Title: Frogs host faecal bacteria typically associated with humans.
Authors: Gibb, Karen
Schobben, Xavier
Christian, Keith
Affiliation: a Research Institute for the Environment and Livelihoods, Charles Darwin University, Darwin, Northern Territory 0909, Australia..
b Environmental Health Branch, Department of Health, P.O. Box 40596, Casuarina, Northern Territory 0810, Australia..
a Research Institute for the Environment and Livelihoods, Charles Darwin University, Darwin, Northern Territory 0909, Australia..
Issue Date: Jul-2017
Citation: Canadian journal of microbiology 2017-07; 63(7): 633-637
Abstract: Tree frogs commonly access drinking water tanks; this may have human health implications. Although amphibians might not be expected to host mammalian faecal indicator bacteria (FIB), it is possible that they may have human FIB on their skin after exposure to human waste. We collected faeces and skin wash from green tree frogs (Litoria caerulea) from a natural environment, a suburban site, and a suburban site near a creek occasionally contaminated with sewage effluent. We used molecular techniques to test for FIB that are routinely used to indicate human faecal contamination. Enterococci colonies were isolated from both faecal and skin wash samples, and specific markers (Enterococcus faecium and Bacteroides thetaiotaomicron) were found in frog faeces, demonstrating that these markers are not human- or mammalian-specific. Bacteroides thetaiotaomicron was detected in frogs from both natural and urban sites, but E. faecium was only associated with the sewage impacted site.
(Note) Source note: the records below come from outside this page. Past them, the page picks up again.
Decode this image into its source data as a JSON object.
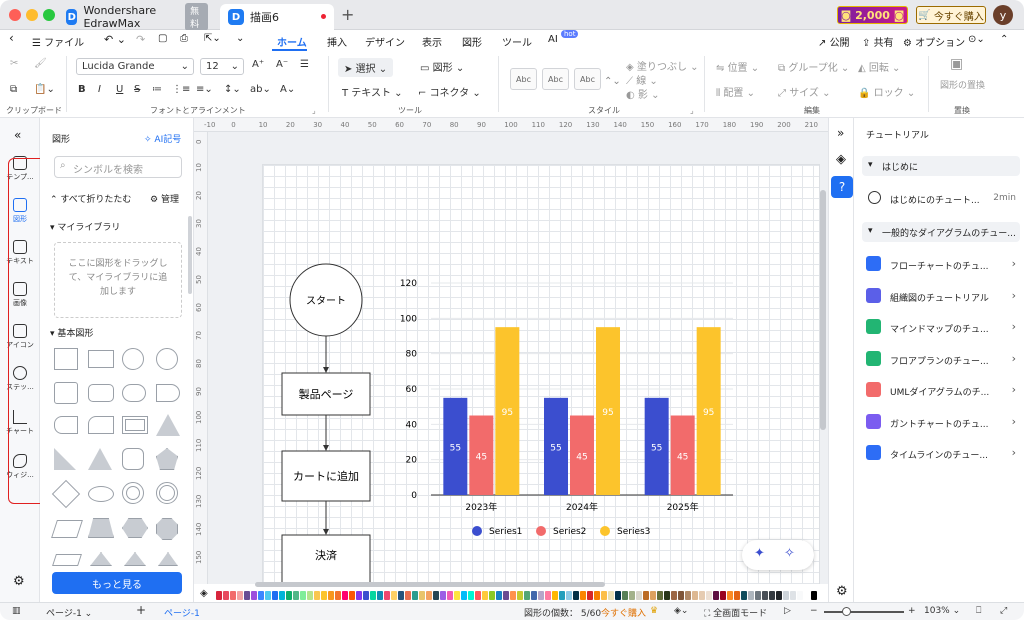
{
  "app": {
    "name": "Wondershare EdrawMax",
    "free_badge": "無料",
    "doc_tab": "描画6",
    "coins": "2,000",
    "buy_now": "今すぐ購入",
    "user_initial": "y"
  },
  "menu": {
    "file": "ファイル",
    "tabs": [
      "ホーム",
      "挿入",
      "デザイン",
      "表示",
      "図形",
      "ツール",
      "AI"
    ],
    "ai_badge": "hot",
    "publish": "公開",
    "share": "共有",
    "options": "オプション"
  },
  "ribbon": {
    "font_name": "Lucida Grande",
    "font_size": "12",
    "select": "選択",
    "shape": "図形",
    "text": "テキスト",
    "connector": "コネクタ",
    "fill": "塗りつぶし",
    "line": "線",
    "shadow": "影",
    "position": "位置",
    "group": "グループ化",
    "rotate": "回転",
    "align": "配置",
    "size": "サイズ",
    "lock": "ロック",
    "replace_shape": "図形の置換",
    "style_swatch": "Abc",
    "groups": {
      "clipboard": "クリップボード",
      "font": "フォントとアラインメント",
      "tools": "ツール",
      "style": "スタイル",
      "edit": "編集",
      "replace": "置換"
    }
  },
  "rail": [
    "テンプ...",
    "図形",
    "テキスト",
    "画像",
    "アイコン",
    "ステッ...",
    "チャート",
    "ウィジ..."
  ],
  "panel": {
    "title": "図形",
    "ai_symbol": "AI記号",
    "search_placeholder": "シンボルを検索",
    "collapse_all": "すべて折りたたむ",
    "manage": "管理",
    "my_library": "マイライブラリ",
    "drop_hint": "ここに図形をドラッグして、マイライブラリに追加します",
    "basic_shapes": "基本図形",
    "more": "もっと見る"
  },
  "ruler_h": [
    "-10",
    "0",
    "10",
    "20",
    "30",
    "40",
    "50",
    "60",
    "70",
    "80",
    "90",
    "100",
    "110",
    "120",
    "130",
    "140",
    "150",
    "160",
    "170",
    "180",
    "190",
    "200",
    "210"
  ],
  "ruler_v": [
    "0",
    "10",
    "20",
    "30",
    "40",
    "50",
    "60",
    "70",
    "80",
    "90",
    "100",
    "110",
    "120",
    "130",
    "140",
    "150"
  ],
  "flowchart": {
    "start": "スタート",
    "step1": "製品ページ",
    "step2": "カートに追加",
    "step3": "決済"
  },
  "chart_data": {
    "type": "bar",
    "categories": [
      "2023年",
      "2024年",
      "2025年"
    ],
    "series": [
      {
        "name": "Series1",
        "values": [
          55,
          55,
          55
        ],
        "color": "#3b4ecf"
      },
      {
        "name": "Series2",
        "values": [
          45,
          45,
          45
        ],
        "color": "#f26b6b"
      },
      {
        "name": "Series3",
        "values": [
          95,
          95,
          95
        ],
        "color": "#fcc42c"
      }
    ],
    "yticks": [
      "0",
      "20",
      "40",
      "60",
      "80",
      "100",
      "120"
    ],
    "ylim": [
      0,
      120
    ],
    "legend": "bottom"
  },
  "tutorial": {
    "title": "チュートリアル",
    "intro": "はじめに",
    "intro_item": "はじめにのチュート...",
    "intro_time": "2min",
    "general": "一般的なダイアグラムのチュー...",
    "items": [
      "フローチャートのチュ...",
      "組織図のチュートリアル",
      "マインドマップのチュ...",
      "フロアプランのチュー...",
      "UMLダイアグラムのチ...",
      "ガントチャートのチュ...",
      "タイムラインのチュー..."
    ],
    "colors": [
      "#2d6df6",
      "#5b5fe8",
      "#22b573",
      "#22b573",
      "#f26b6b",
      "#7b5cf0",
      "#2d6df6"
    ]
  },
  "status": {
    "page_select": "ページ-1",
    "page_tab": "ページ-1",
    "shape_count": "図形の個数： 5/60",
    "buy": "今すぐ購入",
    "fullscreen": "全画面モード",
    "zoom": "103%"
  }
}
URI: http://docs.prosentient.com.au/prosentientjspui/handle/1/10288
DOI: 10.1139/cjm-2017-0119
Type: Journal Article
Subjects: animals
animaux
drinking water
eau potable
eaux usées
qualité de l’eau
sewage
water quality
Animals
Bacteroides thetaiotaomicron
Drinking Water
Enterococcus faecium
Feces
Humans
Ranidae
Sewage
Water Quality
Water Microbiology
Appears in Collections:NT Health digital library

Files in This Item:
There are no files associated with this item.


Items in DSpace are protected by copyright, with all rights reserved, unless otherwise indicated.